The data determining section 130 may detect as the comparison data in which the voltage value of the input signal is the same as the voltage value of the comparison signal comparison data in which a maximum voltage value that is less than or equal to the voltage value of the input signal is generated or comparison data in which a minimum voltage value that is greater than or equal to the voltage value of the input signal is generated. The data determining section 130 described above may then output the detected comparison data as the output data DOUT.

In the manner described above, the A-D conversion apparatus 100 can convert the voltage value VA of the analog input signal into the digital output data DOUT. In addition, the A-D conversion apparatus 100 can convert the analog voltage signal into a digital data string by repeating the conversion for every sampling period. Here, the comparator 10 may be provided with a flash A-D converter 100 instead of the successive approximation A-D conversion apparatus 100 described above.

While the embodiments of the present invention have been described, the technical scope of the invention is not limited to the above described embodiments. It is apparent to persons skilled in the art that various alterations and improvements can be added to the above-described embodiments. It is also apparent from the scope of the claims that the embodiments added with such alterations or improvements can be included in the technical scope of the invention.

Patent Citations
Cited PatentFiling datePublication dateApplicantTitle
US4237387 *Feb 21, 1978Dec 2, 1980Hughes Aircraft CompanyHigh speed latching comparator
US5382916 *Oct 30, 1991Jan 17, 1995Harris CorporationDifferential voltage follower
US6198420 *Dec 14, 1998Mar 6, 2001Silicon Systems Research LimitedMultiple level quantizer
US6232801 *Aug 4, 1999May 15, 2001Vlsi Technology, Inc.Comparators and comparison methods
US6369743 *Dec 21, 2000Apr 9, 2002Sony CorporationDifferential amplifier, comparator, and A/D converter
US6420932 *Jun 29, 2001Jul 16, 2002Intel CorporationVariable offset amplifier circuit
US6831586 *Oct 10, 2003Dec 14, 2004Infineon Technologies AgComparator circuit and method of operating a comparator circuit
US6898724 *May 9, 2002May 24, 2005Via Technologies, Inc.System for latching an output signal generated by comparing complimentary strobe signals and a data signal in response to a comparison of the complimentary strobe signals
US6970124 *Feb 11, 2005Nov 29, 2005Analog Devices, Inc.Inherent-offset comparator and converter systems
US7193554 *Mar 14, 2006Mar 20, 2007Texas Instruments IncorporatedQuantizer circuit
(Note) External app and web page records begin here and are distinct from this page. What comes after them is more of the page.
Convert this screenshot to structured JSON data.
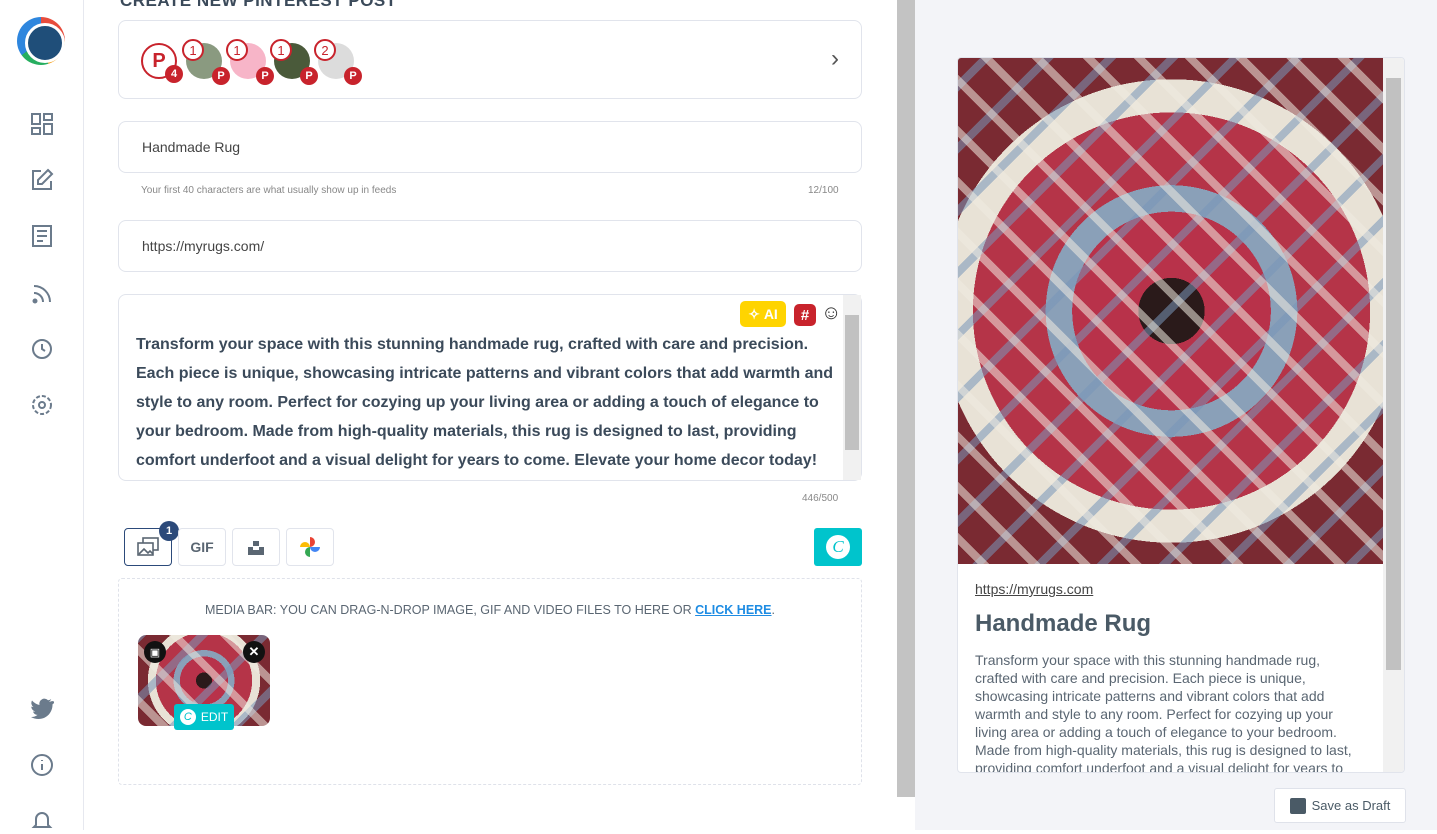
{
  "page_title": "CREATE NEW PINTEREST POST",
  "accounts": [
    {
      "count": "4",
      "type": "pinterest-all"
    },
    {
      "count": "1",
      "color": "#8a9a80"
    },
    {
      "count": "1",
      "color": "#f7b5c8"
    },
    {
      "count": "1",
      "color": "#4a5a3a"
    },
    {
      "count": "2",
      "color": "#dcdcdc"
    }
  ],
  "pin_glyph": "P",
  "post_title": "Handmade Rug",
  "title_hint": "Your first 40 characters are what usually show up in feeds",
  "title_count": "12/100",
  "link": "https://myrugs.com/",
  "ai_label": "AI",
  "description": "Transform your space with this stunning handmade rug, crafted with care and precision. Each piece is unique, showcasing intricate patterns and vibrant colors that add warmth and style to any room. Perfect for cozying up your living area or adding a touch of elegance to your bedroom. Made from high-quality materials, this rug is designed to last, providing comfort underfoot and a visual delight for years to come. Elevate your home decor today!",
  "desc_count": "446/500",
  "toolbar": {
    "media_badge": "1",
    "gif": "GIF",
    "canva": "C"
  },
  "media_bar": {
    "text": "MEDIA BAR: YOU CAN DRAG-N-DROP IMAGE, GIF AND VIDEO FILES TO HERE OR ",
    "link": "CLICK HERE",
    "edit": "EDIT"
  },
  "preview": {
    "url": "https://myrugs.com",
    "title": "Handmade Rug",
    "description": "Transform your space with this stunning handmade rug, crafted with care and precision. Each piece is unique, showcasing intricate patterns and vibrant colors that add warmth and style to any room. Perfect for cozying up your living area or adding a touch of elegance to your bedroom. Made from high-quality materials, this rug is designed to last, providing comfort underfoot and a visual delight for years to come."
  },
  "save_draft": "Save as Draft",
  "colors": {
    "pinterest": "#c8232c",
    "teal": "#00c4cc",
    "ai": "#ffd400"
  }
}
US7299028 *Jan 21, 2005Nov 20, 2007United States Of America As Represented By The Secretary Of The Air ForceLow power, low noise figure, latch driver circuit
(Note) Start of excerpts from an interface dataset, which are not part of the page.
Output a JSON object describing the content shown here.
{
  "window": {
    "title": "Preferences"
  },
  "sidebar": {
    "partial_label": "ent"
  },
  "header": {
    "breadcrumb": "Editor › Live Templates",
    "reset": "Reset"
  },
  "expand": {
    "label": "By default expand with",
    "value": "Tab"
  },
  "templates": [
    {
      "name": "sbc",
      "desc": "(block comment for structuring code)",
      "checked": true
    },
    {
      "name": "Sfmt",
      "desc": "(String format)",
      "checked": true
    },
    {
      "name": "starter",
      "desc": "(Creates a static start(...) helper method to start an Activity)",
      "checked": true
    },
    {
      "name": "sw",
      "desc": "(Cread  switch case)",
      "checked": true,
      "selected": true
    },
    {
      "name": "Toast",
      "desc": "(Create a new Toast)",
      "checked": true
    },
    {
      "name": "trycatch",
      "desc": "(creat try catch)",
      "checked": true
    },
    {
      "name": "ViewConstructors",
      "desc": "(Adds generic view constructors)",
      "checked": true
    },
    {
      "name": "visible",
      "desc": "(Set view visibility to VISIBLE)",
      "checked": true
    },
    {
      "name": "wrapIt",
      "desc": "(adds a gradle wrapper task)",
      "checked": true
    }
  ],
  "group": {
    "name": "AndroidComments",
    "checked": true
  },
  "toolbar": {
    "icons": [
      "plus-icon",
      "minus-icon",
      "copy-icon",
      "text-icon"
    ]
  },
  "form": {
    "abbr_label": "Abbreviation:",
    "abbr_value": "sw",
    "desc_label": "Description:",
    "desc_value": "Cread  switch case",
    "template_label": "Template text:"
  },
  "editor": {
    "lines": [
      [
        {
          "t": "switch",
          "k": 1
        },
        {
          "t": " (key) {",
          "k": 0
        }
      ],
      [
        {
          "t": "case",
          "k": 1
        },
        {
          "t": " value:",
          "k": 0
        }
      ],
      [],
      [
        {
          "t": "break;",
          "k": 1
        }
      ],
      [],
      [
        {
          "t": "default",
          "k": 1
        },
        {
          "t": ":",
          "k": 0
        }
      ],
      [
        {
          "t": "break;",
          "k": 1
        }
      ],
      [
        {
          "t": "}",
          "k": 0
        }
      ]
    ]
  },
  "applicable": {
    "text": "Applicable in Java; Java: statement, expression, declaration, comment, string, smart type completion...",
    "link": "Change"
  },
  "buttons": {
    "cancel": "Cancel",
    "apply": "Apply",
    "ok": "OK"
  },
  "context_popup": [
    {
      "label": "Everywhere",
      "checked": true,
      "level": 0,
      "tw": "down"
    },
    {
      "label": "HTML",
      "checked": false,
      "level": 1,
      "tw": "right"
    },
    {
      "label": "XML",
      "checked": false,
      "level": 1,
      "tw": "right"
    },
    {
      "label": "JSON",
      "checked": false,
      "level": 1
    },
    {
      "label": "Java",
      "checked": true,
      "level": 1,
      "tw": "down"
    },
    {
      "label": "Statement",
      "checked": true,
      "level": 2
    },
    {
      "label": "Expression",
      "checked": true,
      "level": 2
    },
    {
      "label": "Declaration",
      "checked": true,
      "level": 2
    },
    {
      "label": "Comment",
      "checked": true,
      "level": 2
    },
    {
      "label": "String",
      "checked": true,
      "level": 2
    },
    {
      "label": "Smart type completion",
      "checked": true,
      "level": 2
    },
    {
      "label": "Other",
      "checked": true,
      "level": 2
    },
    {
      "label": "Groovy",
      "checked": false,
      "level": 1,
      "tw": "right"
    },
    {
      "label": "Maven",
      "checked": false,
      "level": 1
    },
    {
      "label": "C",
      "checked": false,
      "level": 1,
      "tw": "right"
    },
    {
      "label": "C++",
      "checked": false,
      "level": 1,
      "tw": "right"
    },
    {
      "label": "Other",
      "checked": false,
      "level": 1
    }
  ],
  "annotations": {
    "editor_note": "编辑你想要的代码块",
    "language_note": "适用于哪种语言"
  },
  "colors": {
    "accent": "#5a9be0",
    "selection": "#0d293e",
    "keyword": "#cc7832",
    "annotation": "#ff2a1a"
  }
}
US20010007443 *Dec 21, 2000Jul 12, 2001Sony CorporationDifferential amplifier, comparator, and A/D converter
US20030001767 *Jun 28, 2002Jan 2, 2003Yuji GendaiComparator circuit
Referenced by
Citing PatentFiling datePublication dateApplicantTitle
US8094053 *Dec 10, 2009Jan 10, 2012Advantest CorporationSignal generating apparatus and test apparatus
Classifications
U.S. Classification341/155, 341/166, 341/164, 341/165
International ClassificationH03M1/12
Cooperative ClassificationH03K3/356139
European ClassificationH03K3/356G2D2
Legal Events
DateCodeEventDescription
Jan 30, 2013FPAYFee payment
Year of fee payment: 4
Jan 8, 2008ASAssignment
Owner name: ADVANTEST CORPORATION, TAIWAN
Free format text: ASSIGNMENT OF ASSIGNORS INTEREST;ASSIGNOR:KURAMOCHI, YASUHIDE;REEL/FRAME:020335/0873
Effective date: 20071203